◆ Exercise description
Filtering the records below, copy only those lines that include the word "Especial".
+++ Records for this exercise +++
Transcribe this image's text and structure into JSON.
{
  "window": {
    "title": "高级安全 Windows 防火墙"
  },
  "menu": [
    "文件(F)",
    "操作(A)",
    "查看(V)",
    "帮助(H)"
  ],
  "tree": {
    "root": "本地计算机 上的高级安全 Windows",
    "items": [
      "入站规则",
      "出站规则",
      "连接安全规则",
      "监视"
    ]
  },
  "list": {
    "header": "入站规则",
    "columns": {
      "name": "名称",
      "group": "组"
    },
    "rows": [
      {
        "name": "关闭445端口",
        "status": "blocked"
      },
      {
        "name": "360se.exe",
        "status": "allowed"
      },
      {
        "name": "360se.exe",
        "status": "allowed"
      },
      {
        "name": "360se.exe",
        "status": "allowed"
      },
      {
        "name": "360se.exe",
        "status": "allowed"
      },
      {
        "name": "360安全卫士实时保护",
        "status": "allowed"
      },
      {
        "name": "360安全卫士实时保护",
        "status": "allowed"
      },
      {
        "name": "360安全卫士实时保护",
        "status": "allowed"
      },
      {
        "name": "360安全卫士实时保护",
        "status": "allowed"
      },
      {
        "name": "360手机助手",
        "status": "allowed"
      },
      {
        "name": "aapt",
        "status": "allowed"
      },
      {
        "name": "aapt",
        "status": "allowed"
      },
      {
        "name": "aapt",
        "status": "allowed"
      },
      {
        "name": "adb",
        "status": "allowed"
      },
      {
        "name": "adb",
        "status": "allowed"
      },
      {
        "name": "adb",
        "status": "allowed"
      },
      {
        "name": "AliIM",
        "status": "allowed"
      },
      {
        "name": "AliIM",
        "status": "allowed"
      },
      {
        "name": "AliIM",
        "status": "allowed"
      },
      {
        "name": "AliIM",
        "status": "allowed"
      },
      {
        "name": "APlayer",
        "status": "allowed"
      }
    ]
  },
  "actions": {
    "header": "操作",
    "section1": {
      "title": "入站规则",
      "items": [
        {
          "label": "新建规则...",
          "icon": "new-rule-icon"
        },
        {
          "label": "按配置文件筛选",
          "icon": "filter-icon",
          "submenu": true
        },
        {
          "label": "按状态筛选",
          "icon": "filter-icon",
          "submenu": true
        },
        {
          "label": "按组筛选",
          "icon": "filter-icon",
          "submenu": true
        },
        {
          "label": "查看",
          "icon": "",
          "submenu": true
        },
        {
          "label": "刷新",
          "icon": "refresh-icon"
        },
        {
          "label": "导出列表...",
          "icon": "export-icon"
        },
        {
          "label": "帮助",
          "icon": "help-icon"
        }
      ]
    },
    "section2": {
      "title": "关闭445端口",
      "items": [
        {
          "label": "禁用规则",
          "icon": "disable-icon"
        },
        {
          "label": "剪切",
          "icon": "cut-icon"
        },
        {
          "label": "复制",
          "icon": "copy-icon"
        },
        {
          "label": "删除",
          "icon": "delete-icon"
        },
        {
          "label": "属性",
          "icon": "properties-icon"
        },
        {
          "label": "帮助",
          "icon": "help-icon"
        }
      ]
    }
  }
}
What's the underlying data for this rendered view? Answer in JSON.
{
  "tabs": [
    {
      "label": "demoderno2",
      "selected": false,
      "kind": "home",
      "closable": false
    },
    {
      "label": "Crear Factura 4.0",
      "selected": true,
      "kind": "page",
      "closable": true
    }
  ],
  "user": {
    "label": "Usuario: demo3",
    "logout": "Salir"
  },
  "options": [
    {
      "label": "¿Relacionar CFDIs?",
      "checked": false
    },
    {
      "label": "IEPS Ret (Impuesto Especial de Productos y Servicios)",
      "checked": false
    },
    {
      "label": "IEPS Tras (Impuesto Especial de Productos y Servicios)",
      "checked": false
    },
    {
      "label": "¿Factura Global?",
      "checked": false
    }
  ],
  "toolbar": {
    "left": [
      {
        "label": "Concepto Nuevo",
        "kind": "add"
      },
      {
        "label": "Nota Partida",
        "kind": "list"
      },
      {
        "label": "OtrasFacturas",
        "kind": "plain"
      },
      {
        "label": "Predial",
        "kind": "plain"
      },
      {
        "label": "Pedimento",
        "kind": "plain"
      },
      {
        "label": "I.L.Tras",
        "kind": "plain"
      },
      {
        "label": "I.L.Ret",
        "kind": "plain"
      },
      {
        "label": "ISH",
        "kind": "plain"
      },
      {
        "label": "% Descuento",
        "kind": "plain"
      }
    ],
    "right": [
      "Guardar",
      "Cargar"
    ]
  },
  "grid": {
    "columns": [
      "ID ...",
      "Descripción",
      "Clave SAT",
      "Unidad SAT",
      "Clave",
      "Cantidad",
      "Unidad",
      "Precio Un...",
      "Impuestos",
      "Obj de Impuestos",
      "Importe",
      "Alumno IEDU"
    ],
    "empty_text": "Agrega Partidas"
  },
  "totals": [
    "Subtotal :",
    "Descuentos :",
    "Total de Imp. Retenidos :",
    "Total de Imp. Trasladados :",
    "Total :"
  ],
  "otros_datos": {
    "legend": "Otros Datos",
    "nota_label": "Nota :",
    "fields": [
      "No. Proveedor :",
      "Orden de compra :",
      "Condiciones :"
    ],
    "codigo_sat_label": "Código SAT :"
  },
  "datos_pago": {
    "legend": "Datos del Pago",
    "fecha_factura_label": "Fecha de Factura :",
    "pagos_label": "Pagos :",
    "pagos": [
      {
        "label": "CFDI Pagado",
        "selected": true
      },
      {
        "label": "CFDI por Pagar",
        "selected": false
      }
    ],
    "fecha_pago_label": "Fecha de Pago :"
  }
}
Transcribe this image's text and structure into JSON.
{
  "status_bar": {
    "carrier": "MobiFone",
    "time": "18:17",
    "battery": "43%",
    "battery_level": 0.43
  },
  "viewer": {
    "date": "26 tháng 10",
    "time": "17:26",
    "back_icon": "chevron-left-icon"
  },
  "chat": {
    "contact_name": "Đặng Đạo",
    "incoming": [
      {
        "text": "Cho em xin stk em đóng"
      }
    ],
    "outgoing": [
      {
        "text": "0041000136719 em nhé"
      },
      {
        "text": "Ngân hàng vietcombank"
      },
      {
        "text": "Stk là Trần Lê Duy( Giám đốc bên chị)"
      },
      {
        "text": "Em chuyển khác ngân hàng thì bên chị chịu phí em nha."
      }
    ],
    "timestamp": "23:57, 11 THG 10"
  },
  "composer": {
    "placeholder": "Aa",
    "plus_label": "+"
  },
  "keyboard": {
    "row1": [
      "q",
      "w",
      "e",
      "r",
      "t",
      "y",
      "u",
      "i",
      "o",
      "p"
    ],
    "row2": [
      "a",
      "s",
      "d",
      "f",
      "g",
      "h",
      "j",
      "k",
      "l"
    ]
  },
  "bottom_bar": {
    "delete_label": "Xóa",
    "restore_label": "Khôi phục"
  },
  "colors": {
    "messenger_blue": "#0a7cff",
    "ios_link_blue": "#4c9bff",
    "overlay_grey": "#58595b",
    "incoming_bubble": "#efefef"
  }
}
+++
◆ Expected output
      "label": "IEPS Ret (Impuesto Especial de Productos y Servicios)",
      "label": "IEPS Tras (Impuesto Especial de Productos y Servicios)",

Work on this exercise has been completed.